Your answer should consist of each line below that contains the string "ffffff".

══════════

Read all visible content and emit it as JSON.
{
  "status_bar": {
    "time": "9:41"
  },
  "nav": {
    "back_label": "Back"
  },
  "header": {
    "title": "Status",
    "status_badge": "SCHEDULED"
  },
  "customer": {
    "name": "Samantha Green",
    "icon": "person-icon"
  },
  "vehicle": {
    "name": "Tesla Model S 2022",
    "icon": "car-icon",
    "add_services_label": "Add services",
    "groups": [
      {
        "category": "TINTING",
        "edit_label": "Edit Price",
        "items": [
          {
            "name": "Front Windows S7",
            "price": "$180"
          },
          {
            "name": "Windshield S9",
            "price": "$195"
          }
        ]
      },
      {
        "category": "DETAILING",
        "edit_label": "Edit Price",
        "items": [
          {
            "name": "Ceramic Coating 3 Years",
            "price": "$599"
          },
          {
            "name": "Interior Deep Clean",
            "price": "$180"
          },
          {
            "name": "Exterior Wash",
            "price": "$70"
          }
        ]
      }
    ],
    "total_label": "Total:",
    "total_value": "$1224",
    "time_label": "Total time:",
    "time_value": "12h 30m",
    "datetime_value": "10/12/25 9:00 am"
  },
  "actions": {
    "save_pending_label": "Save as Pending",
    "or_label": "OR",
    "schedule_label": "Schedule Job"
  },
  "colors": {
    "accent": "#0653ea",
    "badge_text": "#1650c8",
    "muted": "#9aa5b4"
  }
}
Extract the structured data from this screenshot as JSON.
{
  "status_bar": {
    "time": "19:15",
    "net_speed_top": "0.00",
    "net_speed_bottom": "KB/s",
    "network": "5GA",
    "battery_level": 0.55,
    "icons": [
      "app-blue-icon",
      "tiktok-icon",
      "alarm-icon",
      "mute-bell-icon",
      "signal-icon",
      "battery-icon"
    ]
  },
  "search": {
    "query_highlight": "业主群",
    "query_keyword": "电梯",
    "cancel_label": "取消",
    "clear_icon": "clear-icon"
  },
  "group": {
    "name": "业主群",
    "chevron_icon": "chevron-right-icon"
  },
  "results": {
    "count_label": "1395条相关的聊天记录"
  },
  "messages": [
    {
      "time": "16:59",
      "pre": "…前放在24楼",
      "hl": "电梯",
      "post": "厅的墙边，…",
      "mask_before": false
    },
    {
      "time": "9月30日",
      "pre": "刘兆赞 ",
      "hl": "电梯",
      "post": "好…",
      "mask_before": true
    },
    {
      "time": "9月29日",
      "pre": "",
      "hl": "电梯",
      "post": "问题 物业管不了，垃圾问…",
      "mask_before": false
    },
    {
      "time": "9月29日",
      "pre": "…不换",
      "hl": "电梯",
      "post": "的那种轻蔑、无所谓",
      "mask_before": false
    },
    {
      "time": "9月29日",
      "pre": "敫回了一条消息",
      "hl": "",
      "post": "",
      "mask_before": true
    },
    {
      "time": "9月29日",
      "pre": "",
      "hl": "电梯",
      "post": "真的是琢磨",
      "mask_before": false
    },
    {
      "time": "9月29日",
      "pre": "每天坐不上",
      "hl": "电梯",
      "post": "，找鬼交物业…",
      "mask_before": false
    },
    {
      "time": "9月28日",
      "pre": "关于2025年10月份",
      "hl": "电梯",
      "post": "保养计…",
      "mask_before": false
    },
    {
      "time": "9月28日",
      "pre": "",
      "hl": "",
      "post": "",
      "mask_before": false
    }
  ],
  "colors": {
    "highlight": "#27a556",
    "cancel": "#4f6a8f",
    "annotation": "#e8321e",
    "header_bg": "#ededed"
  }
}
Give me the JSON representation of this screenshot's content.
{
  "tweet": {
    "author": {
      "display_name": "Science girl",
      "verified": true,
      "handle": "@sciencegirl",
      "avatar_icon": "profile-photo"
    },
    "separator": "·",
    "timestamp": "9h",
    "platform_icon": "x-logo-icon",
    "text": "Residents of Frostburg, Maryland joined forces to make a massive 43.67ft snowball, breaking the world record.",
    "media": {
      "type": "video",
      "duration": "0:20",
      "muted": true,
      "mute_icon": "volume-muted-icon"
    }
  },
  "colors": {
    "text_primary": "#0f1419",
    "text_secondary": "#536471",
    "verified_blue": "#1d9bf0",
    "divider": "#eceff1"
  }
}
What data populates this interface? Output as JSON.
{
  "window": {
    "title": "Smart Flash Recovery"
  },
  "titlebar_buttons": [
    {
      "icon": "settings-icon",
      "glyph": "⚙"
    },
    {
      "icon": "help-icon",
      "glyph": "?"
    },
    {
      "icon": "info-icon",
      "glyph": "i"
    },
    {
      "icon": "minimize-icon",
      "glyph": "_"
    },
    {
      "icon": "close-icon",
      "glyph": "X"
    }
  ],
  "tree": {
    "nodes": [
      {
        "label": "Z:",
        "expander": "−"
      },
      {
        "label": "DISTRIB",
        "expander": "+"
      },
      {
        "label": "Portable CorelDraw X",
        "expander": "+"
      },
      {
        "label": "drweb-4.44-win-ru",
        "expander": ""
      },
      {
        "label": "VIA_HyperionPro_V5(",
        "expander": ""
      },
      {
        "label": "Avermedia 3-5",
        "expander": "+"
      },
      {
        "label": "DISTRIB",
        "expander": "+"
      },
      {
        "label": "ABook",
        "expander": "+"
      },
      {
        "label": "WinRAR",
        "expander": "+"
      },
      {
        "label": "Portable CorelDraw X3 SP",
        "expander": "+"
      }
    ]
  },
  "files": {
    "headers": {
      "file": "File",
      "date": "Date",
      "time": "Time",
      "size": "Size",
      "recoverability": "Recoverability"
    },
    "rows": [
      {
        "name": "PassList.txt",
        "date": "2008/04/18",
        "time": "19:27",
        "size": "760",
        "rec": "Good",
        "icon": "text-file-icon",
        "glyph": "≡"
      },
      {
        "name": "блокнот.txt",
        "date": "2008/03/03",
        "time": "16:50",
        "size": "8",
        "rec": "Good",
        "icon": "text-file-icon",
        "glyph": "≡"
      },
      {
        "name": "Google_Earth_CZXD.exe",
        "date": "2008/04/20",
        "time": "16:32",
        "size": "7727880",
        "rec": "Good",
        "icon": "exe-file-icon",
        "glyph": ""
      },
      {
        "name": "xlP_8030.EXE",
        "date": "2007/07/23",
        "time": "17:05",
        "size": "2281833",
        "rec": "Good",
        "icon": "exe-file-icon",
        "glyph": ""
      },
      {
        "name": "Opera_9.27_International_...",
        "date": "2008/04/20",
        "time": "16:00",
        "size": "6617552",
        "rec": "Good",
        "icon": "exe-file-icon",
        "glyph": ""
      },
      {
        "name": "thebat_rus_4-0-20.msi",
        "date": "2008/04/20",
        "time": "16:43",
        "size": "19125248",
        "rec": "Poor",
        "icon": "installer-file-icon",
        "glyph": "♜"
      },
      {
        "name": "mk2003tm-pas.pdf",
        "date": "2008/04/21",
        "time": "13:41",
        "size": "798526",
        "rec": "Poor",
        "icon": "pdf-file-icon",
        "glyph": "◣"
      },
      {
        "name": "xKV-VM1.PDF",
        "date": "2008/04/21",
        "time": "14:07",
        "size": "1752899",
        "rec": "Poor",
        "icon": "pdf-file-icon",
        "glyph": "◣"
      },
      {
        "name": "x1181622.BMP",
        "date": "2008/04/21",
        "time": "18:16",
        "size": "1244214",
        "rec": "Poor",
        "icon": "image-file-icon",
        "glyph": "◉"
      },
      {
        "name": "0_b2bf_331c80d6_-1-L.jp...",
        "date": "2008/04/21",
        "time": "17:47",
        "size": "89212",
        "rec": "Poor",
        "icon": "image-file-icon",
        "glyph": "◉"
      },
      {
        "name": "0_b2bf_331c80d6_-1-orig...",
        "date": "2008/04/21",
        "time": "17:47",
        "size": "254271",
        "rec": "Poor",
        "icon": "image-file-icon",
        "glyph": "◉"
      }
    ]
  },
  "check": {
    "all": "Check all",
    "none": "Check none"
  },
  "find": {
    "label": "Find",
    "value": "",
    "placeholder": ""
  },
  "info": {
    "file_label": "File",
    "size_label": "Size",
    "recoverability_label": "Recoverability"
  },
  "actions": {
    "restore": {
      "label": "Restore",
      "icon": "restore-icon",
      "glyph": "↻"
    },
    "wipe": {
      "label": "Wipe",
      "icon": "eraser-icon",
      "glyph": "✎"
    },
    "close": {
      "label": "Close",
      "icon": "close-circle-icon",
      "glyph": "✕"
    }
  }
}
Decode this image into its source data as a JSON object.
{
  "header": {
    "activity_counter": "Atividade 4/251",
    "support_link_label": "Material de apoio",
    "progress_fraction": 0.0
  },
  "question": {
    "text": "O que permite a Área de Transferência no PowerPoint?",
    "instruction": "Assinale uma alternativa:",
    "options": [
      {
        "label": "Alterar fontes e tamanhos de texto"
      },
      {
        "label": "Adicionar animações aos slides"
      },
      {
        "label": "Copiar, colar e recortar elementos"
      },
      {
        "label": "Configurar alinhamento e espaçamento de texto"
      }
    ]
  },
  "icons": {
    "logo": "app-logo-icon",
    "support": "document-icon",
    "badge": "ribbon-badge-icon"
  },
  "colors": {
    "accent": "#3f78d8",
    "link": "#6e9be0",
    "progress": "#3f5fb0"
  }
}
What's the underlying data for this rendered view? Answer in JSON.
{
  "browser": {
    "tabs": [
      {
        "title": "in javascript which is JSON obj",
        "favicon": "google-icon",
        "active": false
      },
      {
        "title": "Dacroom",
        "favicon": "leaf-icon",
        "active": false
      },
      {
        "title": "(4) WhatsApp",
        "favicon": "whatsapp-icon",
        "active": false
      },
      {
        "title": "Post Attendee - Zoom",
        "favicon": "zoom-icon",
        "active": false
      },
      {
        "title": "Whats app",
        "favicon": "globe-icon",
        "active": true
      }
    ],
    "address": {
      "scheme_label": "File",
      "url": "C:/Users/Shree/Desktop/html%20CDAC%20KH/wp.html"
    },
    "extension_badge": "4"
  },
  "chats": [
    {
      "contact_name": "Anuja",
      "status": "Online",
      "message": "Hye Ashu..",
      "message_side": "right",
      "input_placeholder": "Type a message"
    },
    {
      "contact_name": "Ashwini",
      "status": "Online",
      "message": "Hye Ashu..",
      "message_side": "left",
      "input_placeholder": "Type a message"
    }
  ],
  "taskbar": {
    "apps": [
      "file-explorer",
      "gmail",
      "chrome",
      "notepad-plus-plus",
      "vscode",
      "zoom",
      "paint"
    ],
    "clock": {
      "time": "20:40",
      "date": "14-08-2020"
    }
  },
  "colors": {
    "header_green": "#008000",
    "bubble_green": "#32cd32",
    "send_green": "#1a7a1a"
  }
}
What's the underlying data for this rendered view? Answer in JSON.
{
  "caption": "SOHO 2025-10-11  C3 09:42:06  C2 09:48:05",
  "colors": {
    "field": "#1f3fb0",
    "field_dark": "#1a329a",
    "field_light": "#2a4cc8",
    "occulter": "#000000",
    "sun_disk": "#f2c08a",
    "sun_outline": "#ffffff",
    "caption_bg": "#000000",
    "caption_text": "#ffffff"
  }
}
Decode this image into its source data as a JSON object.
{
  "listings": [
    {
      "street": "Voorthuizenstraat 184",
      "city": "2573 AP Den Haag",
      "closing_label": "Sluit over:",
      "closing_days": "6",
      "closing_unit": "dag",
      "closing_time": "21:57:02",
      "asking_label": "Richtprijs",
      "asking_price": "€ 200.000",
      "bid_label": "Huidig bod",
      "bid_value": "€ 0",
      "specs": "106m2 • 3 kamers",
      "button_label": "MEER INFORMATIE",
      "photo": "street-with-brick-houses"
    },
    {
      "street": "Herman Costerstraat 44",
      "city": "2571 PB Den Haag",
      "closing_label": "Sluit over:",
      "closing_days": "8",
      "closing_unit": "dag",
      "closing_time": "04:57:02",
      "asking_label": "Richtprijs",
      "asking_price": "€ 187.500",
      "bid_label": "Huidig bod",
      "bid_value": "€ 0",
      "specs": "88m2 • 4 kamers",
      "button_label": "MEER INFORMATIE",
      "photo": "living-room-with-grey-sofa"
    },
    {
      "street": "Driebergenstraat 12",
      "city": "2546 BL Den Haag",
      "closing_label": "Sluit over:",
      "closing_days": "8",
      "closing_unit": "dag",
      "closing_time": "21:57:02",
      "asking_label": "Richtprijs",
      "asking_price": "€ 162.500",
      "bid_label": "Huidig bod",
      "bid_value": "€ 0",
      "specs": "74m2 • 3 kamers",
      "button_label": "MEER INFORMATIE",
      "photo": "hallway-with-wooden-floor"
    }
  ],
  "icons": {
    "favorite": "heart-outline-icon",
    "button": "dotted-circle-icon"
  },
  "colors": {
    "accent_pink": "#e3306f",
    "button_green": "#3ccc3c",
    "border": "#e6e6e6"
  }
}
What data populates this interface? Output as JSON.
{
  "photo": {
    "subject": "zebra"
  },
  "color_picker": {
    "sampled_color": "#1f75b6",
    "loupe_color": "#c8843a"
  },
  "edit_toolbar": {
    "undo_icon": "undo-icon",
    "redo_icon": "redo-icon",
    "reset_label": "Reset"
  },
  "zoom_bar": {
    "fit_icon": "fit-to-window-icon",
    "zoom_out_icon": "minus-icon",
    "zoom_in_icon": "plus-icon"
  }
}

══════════

_Task answer_:
    "sun_outline": "#ffffff",
    "caption_text": "#ffffff"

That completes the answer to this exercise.